Electricity and Gas Prices
Electricity and gas markets have been bullish throughout June showing forward curve growth of 44% and 57% respectively on winter wholesale prices.
This is mainly due to supply concerns across the globe and the ongoing Russian war with Ukraine.
Our flexible purchasing customers are buying on EPEX which is a European auction for power. Because they auction every hour of each day, customers get the “market average” price as opposed to a fixed-term contract over eg a 12-month period whilst prices are so high. Being on this product means that you will pay the average of each day for the month and once the market falls the price will follow.
The EPEX price currently for May is 16.23 p/kWh (commodity), and the overall rate will be 23 p/kWh+ with the non-commodity added to it.
Carbon Spot Prices

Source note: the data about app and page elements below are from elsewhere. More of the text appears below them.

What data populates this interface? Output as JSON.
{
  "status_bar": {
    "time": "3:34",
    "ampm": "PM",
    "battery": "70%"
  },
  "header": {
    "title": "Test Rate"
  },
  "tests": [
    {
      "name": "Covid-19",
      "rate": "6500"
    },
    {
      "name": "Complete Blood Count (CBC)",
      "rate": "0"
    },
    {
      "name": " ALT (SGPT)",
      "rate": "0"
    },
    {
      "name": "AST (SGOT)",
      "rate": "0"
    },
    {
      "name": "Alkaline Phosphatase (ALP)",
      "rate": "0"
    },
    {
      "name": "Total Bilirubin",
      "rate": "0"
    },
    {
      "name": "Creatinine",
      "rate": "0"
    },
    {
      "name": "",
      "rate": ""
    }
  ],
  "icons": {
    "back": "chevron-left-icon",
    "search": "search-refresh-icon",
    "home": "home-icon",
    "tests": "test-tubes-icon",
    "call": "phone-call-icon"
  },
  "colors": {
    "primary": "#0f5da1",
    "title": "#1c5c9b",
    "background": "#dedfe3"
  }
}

Carbon prices have been heavily impacted throughout June, dropping by 15% following various European countries turning to coal for generation to combat the immediate energy issues.
Brent crude oil has been bearish this month, decreasing by 4% over the month, with news of inflation and recession keeping prices at bay.
Brent Crude oil prices climbed to around $120 per barrel mid-month following tight supply and an expected increase during the summer. This should be eased by OPEC+ increasing its output from 432,000 to 648,000 barrels a day.